Centers for Disease Control and Prevention

Healthy Children—American Academy of Pediatrics


About Kids Health—The Hospital for Sick Children

Health Canada


Anorectal malformations. EBSCO DynaMed Plus website. Available at: Updated February 18, 2017. Accessed July 2, 2018.

Imperforate anus. Cincinnati Children's website. Available at: Updated March 2018. Accessed July 2, 2018.

Gangopadhyay A, Pandey V. Anorectal malformations. J Indian Assoc Pediatr Surg. 2015 Jan-Mar;20(1):10-15. Available at: Accessed July 2, 2018.

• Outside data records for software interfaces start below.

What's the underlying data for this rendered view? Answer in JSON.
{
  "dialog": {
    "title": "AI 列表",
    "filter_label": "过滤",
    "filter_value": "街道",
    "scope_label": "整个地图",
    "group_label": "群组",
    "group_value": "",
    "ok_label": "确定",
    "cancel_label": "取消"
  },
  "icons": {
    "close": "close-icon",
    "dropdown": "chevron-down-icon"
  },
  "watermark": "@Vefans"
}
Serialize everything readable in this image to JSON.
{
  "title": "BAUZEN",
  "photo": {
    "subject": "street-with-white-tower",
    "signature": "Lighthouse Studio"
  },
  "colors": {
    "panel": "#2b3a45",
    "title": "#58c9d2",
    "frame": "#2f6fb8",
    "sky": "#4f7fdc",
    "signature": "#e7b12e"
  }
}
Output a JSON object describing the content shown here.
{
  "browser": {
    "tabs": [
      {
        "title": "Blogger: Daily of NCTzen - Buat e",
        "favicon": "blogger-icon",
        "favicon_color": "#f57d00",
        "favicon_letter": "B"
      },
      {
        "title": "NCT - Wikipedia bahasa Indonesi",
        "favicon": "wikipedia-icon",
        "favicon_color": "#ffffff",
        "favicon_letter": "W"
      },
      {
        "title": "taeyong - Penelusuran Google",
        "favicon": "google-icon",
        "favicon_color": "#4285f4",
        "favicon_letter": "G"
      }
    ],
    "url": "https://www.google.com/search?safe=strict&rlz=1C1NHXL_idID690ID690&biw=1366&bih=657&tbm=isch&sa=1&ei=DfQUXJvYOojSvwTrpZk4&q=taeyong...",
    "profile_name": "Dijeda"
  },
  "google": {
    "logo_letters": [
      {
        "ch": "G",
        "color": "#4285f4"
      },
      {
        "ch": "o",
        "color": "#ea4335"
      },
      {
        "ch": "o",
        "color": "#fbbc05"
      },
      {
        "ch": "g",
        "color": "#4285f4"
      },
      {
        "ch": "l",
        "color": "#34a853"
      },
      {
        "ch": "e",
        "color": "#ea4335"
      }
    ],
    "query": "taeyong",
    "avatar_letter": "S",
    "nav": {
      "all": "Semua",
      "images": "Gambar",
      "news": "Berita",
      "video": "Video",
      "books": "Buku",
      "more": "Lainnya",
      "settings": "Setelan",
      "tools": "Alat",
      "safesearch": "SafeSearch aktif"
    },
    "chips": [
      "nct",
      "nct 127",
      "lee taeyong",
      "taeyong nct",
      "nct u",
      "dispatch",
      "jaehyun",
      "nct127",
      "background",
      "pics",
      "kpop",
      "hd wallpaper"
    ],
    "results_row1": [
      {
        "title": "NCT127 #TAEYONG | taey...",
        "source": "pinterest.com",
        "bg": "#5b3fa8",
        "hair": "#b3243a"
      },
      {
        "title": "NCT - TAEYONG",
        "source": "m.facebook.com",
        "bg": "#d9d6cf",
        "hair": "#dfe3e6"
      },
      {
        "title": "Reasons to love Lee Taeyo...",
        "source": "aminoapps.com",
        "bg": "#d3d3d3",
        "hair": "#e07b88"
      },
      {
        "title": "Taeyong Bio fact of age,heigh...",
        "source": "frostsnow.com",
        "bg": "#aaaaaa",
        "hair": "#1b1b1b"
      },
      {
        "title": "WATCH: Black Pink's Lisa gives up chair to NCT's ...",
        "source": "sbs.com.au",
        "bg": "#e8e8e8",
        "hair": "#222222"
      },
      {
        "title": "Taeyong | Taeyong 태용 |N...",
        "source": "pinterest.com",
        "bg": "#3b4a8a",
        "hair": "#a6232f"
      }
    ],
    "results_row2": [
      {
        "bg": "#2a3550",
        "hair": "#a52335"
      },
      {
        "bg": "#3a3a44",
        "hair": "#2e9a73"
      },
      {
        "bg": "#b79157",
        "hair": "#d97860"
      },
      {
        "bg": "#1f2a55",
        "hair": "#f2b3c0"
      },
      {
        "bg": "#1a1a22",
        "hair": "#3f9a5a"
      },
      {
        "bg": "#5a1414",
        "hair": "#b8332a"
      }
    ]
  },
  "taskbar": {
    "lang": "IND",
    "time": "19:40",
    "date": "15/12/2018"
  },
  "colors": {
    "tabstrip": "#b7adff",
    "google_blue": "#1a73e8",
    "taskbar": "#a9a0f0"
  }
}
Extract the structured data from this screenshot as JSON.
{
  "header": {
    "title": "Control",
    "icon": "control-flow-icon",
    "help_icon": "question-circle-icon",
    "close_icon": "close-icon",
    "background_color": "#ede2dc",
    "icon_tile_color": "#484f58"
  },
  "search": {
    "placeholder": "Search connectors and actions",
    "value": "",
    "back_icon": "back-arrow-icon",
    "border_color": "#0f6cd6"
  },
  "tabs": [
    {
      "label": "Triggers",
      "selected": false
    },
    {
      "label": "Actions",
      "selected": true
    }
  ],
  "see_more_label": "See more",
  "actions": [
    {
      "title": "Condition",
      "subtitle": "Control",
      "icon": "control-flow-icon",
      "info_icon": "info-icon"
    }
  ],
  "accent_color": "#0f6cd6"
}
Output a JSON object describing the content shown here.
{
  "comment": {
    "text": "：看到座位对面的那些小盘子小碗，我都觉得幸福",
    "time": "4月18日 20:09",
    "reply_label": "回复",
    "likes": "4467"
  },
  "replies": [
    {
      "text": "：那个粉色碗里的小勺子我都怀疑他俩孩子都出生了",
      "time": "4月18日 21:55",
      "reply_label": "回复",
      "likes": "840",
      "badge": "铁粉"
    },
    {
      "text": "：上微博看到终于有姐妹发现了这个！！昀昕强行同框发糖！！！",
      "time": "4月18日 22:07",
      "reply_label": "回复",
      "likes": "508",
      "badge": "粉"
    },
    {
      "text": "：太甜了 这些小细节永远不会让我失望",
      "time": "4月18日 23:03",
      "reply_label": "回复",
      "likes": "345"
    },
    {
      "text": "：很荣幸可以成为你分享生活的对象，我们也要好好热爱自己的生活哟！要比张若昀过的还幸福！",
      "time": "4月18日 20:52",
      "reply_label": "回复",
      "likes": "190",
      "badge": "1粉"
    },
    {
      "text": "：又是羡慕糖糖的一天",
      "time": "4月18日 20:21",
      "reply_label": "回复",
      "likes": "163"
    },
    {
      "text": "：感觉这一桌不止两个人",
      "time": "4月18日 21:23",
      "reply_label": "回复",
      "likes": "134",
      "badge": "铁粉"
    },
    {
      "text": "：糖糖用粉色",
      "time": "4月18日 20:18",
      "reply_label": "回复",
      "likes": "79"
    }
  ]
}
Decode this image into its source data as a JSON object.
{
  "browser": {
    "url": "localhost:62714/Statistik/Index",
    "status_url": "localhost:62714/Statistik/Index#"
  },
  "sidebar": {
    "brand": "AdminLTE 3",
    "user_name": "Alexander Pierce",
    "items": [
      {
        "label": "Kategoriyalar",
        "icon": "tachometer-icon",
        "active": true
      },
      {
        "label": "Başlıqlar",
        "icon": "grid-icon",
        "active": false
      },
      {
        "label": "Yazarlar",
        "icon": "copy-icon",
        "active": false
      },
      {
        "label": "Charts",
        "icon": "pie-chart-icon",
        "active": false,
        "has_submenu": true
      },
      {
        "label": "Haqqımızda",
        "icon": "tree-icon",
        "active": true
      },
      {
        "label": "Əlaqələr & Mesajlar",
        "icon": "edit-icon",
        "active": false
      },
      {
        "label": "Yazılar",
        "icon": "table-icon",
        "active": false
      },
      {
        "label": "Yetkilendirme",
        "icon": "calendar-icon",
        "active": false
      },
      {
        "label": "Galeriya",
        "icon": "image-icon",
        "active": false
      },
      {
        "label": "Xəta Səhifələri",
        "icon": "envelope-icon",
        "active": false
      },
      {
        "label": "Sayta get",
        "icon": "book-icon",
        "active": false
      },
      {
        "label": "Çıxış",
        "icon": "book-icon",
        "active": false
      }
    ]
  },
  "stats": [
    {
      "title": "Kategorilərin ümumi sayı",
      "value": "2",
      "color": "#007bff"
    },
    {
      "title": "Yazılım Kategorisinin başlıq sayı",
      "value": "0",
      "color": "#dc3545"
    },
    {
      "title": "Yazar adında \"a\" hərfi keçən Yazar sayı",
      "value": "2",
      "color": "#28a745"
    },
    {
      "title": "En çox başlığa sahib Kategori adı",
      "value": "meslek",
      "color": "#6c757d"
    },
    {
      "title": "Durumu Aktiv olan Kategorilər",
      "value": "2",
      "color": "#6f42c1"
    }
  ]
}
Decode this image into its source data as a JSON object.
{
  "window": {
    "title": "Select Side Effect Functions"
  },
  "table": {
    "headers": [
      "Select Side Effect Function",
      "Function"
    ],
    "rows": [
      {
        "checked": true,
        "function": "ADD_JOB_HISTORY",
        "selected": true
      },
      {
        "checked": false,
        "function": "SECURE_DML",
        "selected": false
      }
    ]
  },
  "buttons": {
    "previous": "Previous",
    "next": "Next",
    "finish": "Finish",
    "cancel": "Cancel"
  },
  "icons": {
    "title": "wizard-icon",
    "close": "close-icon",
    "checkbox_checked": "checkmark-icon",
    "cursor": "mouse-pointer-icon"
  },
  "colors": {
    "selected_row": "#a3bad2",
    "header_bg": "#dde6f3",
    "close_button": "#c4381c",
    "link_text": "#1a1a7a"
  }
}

Last reviewed May 2018 by Kari Kassir, MD  Last Updated: 7/2/2018